J: It was a pretty crazy story how I found my church, involving friends of friends and connections over social media, and it’s turned into something that I could never have imagined. I didn’t know a single person when I moved here and what’s so cool about church is that, wherever you are, it’s like another family and you can walk instantly into community. We play on Sundays, so it’s difficult to be around as much as I’d like, but even the limited times I’ve been able to make it have been life-changing and helped me grow in areas of my faith that maybe I had placed limits on in the past.
R: We talk a lot with students about being am ‘ambassador’ for Jesus on campus, in the hope that continues for the rest of their lives. What does it look like for you to represent Jesus in the dressing room of a professional football club?
J: As well as being American and Canadian, being a Christian is another thing that makes me different from most of my team mates, and I definitely notice that; especially because I’m so open about my faith. I get a certain amount of ‘banter’ and I’m still working out the best way to deal with that, but I’ve had cool experiences where people have asked me big questions about God. I also have a team mate who has come to church with me a few times and when certain things have happened I’ve been able to tell her, “You know that’s God, right?” And then it makes all those hard moments so worth it, even though they are things I wouldn’t want to experience. My church community has been so encouraging though, assuring me that God is doing something through me even if I don’t see all the fruit from the seeds that are planted. And it’s my job to just be me and continue to look as much like Jesus as I can in that environment, even when I make mistakes, like we all do.
R:How have you found being more in the public eye since your transfer?
J: Since I’ve come here my social media following has grown significantly, which is great, and one thing I do is make it clear that I’m a Christian because that’s what I want to be known as, even if that does mean I’m opening myself up to comments! But I also think I’ve caught myself being way too into it sometimes – those moments of comparison that are just so powerful and such a battle for this generation. But then I realised that what you’re seeing are just the highlights and that was so profound for me. Even I was doing it! I was looking for acceptance from people I didn’t even know, and even though it’s so silly I think we all do it. I’m someone who has a lot of self-esteem but still I’ve started to recognise triggers, particularly around how I look, and I’ve learned to remind myself when I’m going that way that I’m a child of God and I’m loved no matter what.

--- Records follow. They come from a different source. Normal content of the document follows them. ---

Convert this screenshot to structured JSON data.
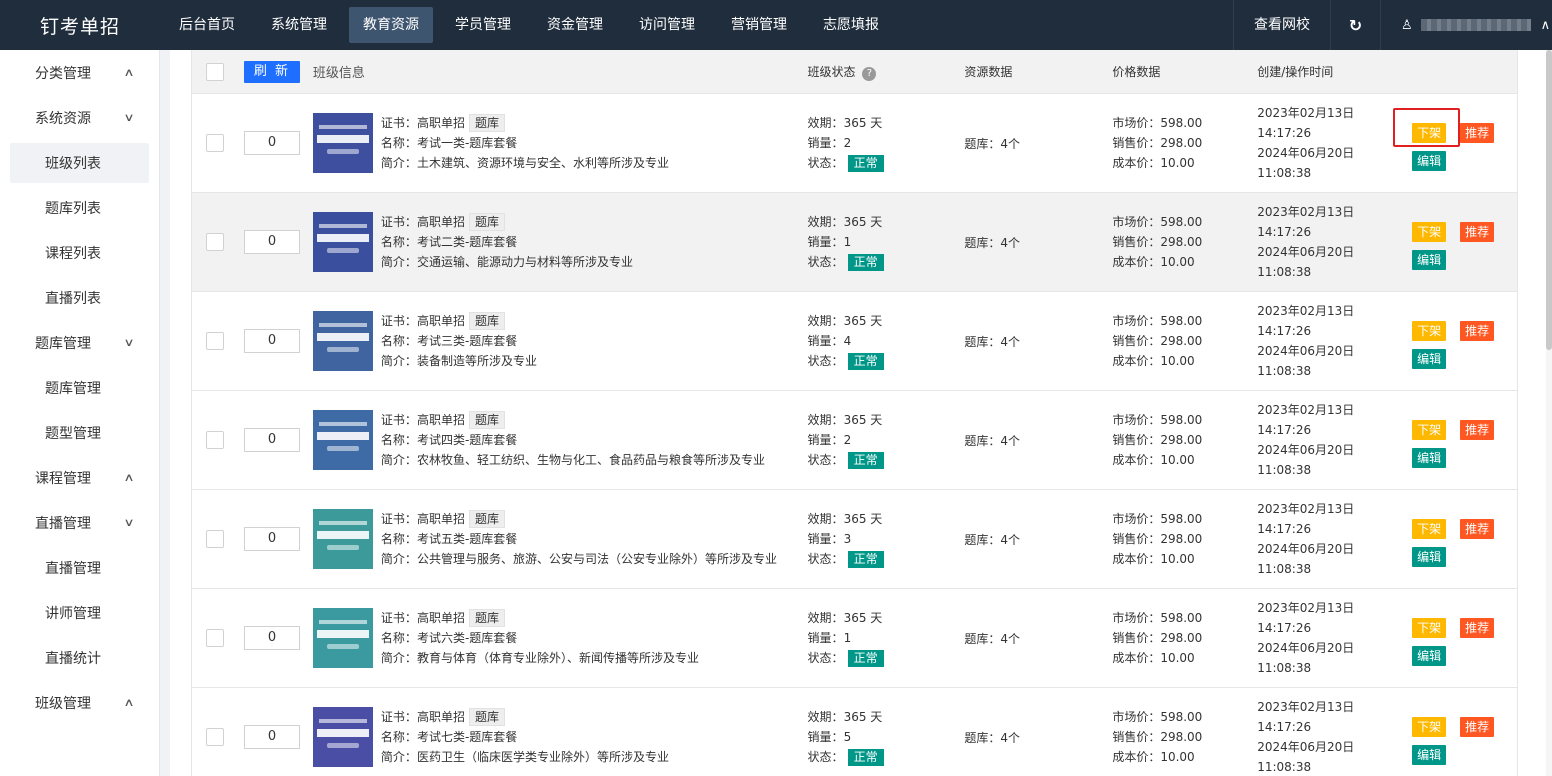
{
  "brand": "钉考单招",
  "nav": [
    "后台首页",
    "系统管理",
    "教育资源",
    "学员管理",
    "资金管理",
    "访问管理",
    "营销管理",
    "志愿填报"
  ],
  "nav_active": 2,
  "top_right": {
    "view_school": "查看网校",
    "refresh": "C",
    "user": "A",
    "collapse": "^"
  },
  "sidebar": [
    {
      "type": "group",
      "label": "分类管理",
      "chevron": "^"
    },
    {
      "type": "group",
      "label": "系统资源",
      "chevron": "v"
    },
    {
      "type": "sub",
      "label": "班级列表",
      "active": true
    },
    {
      "type": "sub",
      "label": "题库列表"
    },
    {
      "type": "sub",
      "label": "课程列表"
    },
    {
      "type": "sub",
      "label": "直播列表"
    },
    {
      "type": "group",
      "label": "题库管理",
      "chevron": "v"
    },
    {
      "type": "sub",
      "label": "题库管理"
    },
    {
      "type": "sub",
      "label": "题型管理"
    },
    {
      "type": "group",
      "label": "课程管理",
      "chevron": "^"
    },
    {
      "type": "group",
      "label": "直播管理",
      "chevron": "v"
    },
    {
      "type": "sub",
      "label": "直播管理"
    },
    {
      "type": "sub",
      "label": "讲师管理"
    },
    {
      "type": "sub",
      "label": "直播统计"
    },
    {
      "type": "group",
      "label": "班级管理",
      "chevron": "^"
    }
  ],
  "table": {
    "refresh_label": "刷 新",
    "headers": {
      "info": "班级信息",
      "status": "班级状态",
      "help": "?",
      "resource": "资源数据",
      "price": "价格数据",
      "time": "创建/操作时间"
    },
    "labels": {
      "cert": "证书：",
      "name": "名称：",
      "intro": "简介：",
      "validity": "效期：",
      "sales": "销量：",
      "state": "状态：",
      "market": "市场价：",
      "sale_price": "销售价：",
      "cost": "成本价："
    },
    "ops": {
      "down": "下架",
      "recommend": "推荐",
      "edit": "编辑"
    },
    "rows": [
      {
        "sort": "0",
        "cert": "高职单招",
        "tag": "题库",
        "name": "考试一类-题库套餐",
        "intro": "土木建筑、资源环境与安全、水利等所涉及专业",
        "validity": "365 天",
        "sales": "2",
        "state": "正常",
        "resource": "题库：4个",
        "market": "598.00",
        "sale": "298.00",
        "cost": "10.00",
        "created_date": "2023年02月13日",
        "created_time": "14:17:26",
        "updated_date": "2024年06月20日",
        "updated_time": "11:08:38",
        "thumb_color": "#3d4f9e",
        "highlight": true
      },
      {
        "sort": "0",
        "cert": "高职单招",
        "tag": "题库",
        "name": "考试二类-题库套餐",
        "intro": "交通运输、能源动力与材料等所涉及专业",
        "validity": "365 天",
        "sales": "1",
        "state": "正常",
        "resource": "题库：4个",
        "market": "598.00",
        "sale": "298.00",
        "cost": "10.00",
        "created_date": "2023年02月13日",
        "created_time": "14:17:26",
        "updated_date": "2024年06月20日",
        "updated_time": "11:08:38",
        "thumb_color": "#3b4f9f"
      },
      {
        "sort": "0",
        "cert": "高职单招",
        "tag": "题库",
        "name": "考试三类-题库套餐",
        "intro": "装备制造等所涉及专业",
        "validity": "365 天",
        "sales": "4",
        "state": "正常",
        "resource": "题库：4个",
        "market": "598.00",
        "sale": "298.00",
        "cost": "10.00",
        "created_date": "2023年02月13日",
        "created_time": "14:17:26",
        "updated_date": "2024年06月20日",
        "updated_time": "11:08:38",
        "thumb_color": "#3f649f"
      },
      {
        "sort": "0",
        "cert": "高职单招",
        "tag": "题库",
        "name": "考试四类-题库套餐",
        "intro": "农林牧鱼、轻工纺织、生物与化工、食品药品与粮食等所涉及专业",
        "validity": "365 天",
        "sales": "2",
        "state": "正常",
        "resource": "题库：4个",
        "market": "598.00",
        "sale": "298.00",
        "cost": "10.00",
        "created_date": "2023年02月13日",
        "created_time": "14:17:26",
        "updated_date": "2024年06月20日",
        "updated_time": "11:08:38",
        "thumb_color": "#3e6aa5"
      },
      {
        "sort": "0",
        "cert": "高职单招",
        "tag": "题库",
        "name": "考试五类-题库套餐",
        "intro": "公共管理与服务、旅游、公安与司法（公安专业除外）等所涉及专业",
        "validity": "365 天",
        "sales": "3",
        "state": "正常",
        "resource": "题库：4个",
        "market": "598.00",
        "sale": "298.00",
        "cost": "10.00",
        "created_date": "2023年02月13日",
        "created_time": "14:17:26",
        "updated_date": "2024年06月20日",
        "updated_time": "11:08:38",
        "thumb_color": "#3c9a9a"
      },
      {
        "sort": "0",
        "cert": "高职单招",
        "tag": "题库",
        "name": "考试六类-题库套餐",
        "intro": "教育与体育（体育专业除外）、新闻传播等所涉及专业",
        "validity": "365 天",
        "sales": "1",
        "state": "正常",
        "resource": "题库：4个",
        "market": "598.00",
        "sale": "298.00",
        "cost": "10.00",
        "created_date": "2023年02月13日",
        "created_time": "14:17:26",
        "updated_date": "2024年06月20日",
        "updated_time": "11:08:38",
        "thumb_color": "#3a9aa0"
      },
      {
        "sort": "0",
        "cert": "高职单招",
        "tag": "题库",
        "name": "考试七类-题库套餐",
        "intro": "医药卫生（临床医学类专业除外）等所涉及专业",
        "validity": "365 天",
        "sales": "5",
        "state": "正常",
        "resource": "题库：4个",
        "market": "598.00",
        "sale": "298.00",
        "cost": "10.00",
        "created_date": "2023年02月13日",
        "created_time": "14:17:26",
        "updated_date": "2024年06月20日",
        "updated_time": "11:08:38",
        "thumb_color": "#4a4fa5"
      }
    ]
  }
}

R: Looking forward, what are some of your dreams?
J: I want to win the World Cup, and be the best player in the world at some point in my career, and now I have the belief that I can do that. But I also want to take my platform and use it to grow the kingdom and I have a lot of ideas about how to go about that. Football gives me an incredible platform for networking through people that I know, and sport is so powerful – for young people, especially. So I want to start a non-profit that helps families who have been affected by cancer to get their kids involved in sport. When my dad passed away my local club dug in and helped my family out financially and that’s where my idea has come from. I put a lot of pressure on myself to get started on that but then I remember that I’m only 24 and it’s ok to just chill and enjoy the moment. But I’m seeing little seeds along the way and I know that when I’m ready the right people will be around to help me.
R: So we’ve invented a time machine and you’re sat across the table from your 20-year-old self. What do you say?

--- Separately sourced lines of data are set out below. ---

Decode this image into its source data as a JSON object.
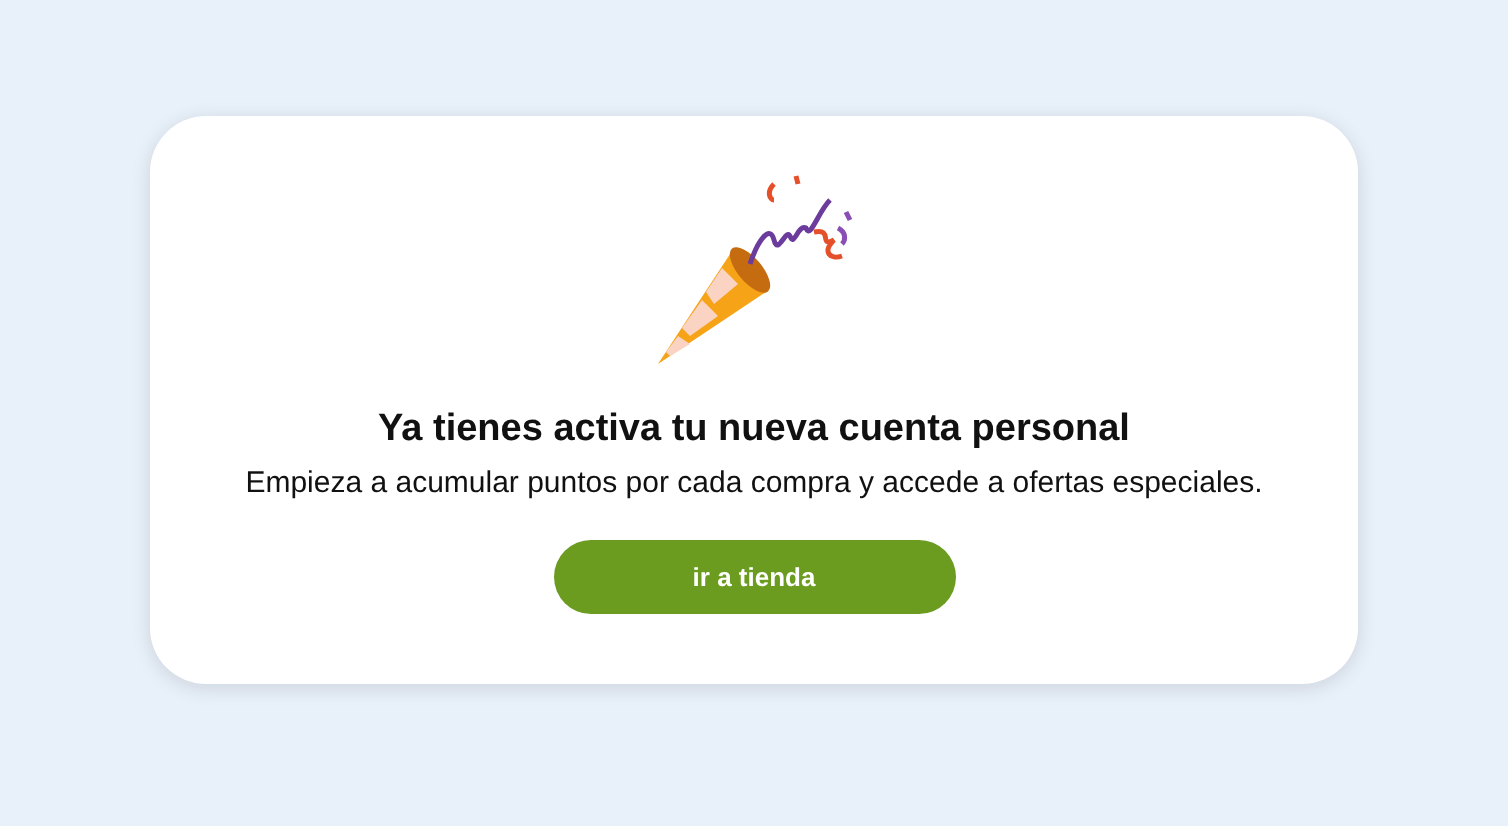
{
  "card": {
    "title": "Ya tienes activa tu nueva cuenta personal",
    "message": "Empieza a acumular puntos por cada compra y accede a ofertas especiales.",
    "button": "ir a tienda"
  }
}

J: I know it’s a bit of a cliche but I would say it’s impossible to be perfect. We’re flawed human beings, and you’re not going to please everyone so you might as well just be yourself. Also, don’t be so hard on yourself. Pushing myself has definitely helped me get to where I am today, but I’ve also caused myself a lot of pain and wish I had learned this lesson four years ago!
R:Thanks so much, Janine. We’ll be cheering you on!